Here are a few quotes from David F. Ford and his book Theology A Very Short Introduction
This is from Chapter six and I would encourage you to read this whole chapter. Ford gives a really deep theology for evil.
Imagine a God who creates a world in which there is genuine freedom, and who refuses to manipulate that freedom into always doing good. (p.73 in response to why God allows for evil)
God might even in some sense suffer the consequences of evil, taking responsibility for it by identifying fully both with those who undergo it and those who do it. (p.73 same response as above)
A further dimension of that approach is to try to see the various aspects of evil from the perspective of trust in God. (p. 73 How evil in the world can actually point us to trust in God)
The practical implications of that trust and hope in Jesus Christ are that the overwhelming emphasis is on living in love with him and others now. The stress is not on trying to solve the mystery of evil but on resisting it, and building up communities whose 'best practice' of worship, forgiveness, faith, hope, and love is a sign that God, not evil, is the basic truth of life. (p.82 on how the point is always God)

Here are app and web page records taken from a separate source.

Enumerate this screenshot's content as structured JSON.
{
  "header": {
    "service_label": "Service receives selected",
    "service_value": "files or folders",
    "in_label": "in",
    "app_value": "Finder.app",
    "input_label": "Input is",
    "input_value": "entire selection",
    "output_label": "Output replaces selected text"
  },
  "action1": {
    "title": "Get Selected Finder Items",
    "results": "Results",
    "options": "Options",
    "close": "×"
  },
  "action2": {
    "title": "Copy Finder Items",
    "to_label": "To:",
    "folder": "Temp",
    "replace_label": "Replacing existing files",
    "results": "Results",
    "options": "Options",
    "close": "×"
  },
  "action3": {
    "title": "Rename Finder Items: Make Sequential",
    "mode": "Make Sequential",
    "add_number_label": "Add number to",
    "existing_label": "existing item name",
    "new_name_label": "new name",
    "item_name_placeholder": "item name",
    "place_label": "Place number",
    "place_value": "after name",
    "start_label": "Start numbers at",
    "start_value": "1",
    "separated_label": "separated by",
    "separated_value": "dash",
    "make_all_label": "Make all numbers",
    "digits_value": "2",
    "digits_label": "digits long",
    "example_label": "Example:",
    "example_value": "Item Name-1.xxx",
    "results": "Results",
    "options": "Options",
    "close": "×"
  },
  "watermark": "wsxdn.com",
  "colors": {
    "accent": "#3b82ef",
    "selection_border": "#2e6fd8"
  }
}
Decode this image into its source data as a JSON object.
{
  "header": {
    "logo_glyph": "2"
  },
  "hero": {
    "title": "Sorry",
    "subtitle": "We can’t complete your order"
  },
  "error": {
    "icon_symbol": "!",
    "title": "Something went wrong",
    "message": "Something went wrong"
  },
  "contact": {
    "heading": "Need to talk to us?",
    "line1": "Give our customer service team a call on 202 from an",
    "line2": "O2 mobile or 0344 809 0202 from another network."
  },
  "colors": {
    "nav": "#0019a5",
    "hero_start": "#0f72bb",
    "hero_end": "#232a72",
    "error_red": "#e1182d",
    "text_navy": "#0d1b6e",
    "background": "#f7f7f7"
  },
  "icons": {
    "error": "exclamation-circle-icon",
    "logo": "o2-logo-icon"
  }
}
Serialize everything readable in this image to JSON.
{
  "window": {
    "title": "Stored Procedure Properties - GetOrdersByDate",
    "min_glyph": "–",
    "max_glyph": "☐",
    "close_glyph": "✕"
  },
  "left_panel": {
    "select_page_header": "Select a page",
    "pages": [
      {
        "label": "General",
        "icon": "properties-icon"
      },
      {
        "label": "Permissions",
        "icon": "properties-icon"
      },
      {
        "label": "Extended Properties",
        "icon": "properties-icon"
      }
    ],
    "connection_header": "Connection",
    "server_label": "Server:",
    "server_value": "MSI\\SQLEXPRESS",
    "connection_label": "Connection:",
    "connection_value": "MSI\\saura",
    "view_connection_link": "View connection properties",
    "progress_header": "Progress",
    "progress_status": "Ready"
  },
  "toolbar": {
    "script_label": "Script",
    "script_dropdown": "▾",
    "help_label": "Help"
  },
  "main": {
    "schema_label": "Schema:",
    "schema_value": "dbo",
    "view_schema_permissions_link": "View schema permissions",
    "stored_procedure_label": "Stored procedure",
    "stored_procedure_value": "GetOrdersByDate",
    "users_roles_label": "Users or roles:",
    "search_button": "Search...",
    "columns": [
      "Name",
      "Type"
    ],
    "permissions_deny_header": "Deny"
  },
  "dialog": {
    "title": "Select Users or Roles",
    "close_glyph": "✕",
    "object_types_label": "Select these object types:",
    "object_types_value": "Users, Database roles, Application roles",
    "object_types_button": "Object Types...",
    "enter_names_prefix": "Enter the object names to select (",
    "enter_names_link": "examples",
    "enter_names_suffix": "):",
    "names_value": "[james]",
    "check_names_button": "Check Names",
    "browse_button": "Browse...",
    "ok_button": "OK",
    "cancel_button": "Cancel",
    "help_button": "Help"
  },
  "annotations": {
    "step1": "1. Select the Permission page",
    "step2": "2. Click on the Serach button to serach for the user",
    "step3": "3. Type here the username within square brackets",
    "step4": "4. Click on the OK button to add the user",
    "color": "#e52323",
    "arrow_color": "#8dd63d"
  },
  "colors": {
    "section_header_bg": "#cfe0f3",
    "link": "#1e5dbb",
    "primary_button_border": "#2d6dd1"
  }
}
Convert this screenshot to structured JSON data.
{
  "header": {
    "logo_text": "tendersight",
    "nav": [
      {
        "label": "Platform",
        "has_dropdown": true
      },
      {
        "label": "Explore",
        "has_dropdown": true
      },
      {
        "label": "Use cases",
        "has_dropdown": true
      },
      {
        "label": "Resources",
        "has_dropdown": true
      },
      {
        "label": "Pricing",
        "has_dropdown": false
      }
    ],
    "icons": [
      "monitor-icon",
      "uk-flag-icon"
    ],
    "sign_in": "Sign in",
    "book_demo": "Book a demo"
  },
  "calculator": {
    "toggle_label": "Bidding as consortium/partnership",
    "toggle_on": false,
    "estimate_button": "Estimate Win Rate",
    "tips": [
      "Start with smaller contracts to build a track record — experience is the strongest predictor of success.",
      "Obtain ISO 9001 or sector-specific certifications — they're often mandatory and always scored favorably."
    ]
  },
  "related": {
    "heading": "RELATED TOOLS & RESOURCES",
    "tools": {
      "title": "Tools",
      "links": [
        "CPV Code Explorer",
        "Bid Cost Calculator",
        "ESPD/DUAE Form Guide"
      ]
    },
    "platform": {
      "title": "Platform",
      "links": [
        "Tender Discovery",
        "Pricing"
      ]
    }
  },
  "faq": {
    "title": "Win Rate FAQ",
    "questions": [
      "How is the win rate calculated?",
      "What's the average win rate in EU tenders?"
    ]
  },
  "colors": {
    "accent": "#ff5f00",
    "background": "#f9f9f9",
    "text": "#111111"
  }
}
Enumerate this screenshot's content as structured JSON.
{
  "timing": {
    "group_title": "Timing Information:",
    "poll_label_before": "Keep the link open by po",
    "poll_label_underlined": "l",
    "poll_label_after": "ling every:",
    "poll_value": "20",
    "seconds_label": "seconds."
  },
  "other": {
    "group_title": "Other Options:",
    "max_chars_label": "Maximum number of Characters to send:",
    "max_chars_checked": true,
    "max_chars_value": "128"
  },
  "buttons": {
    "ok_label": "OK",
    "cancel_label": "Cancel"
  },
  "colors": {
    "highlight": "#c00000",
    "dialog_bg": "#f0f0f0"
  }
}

We will appreciate more of what Christ has done, if we can truly understand what he has overcome! It is not the healthy who need a physician, but the sick!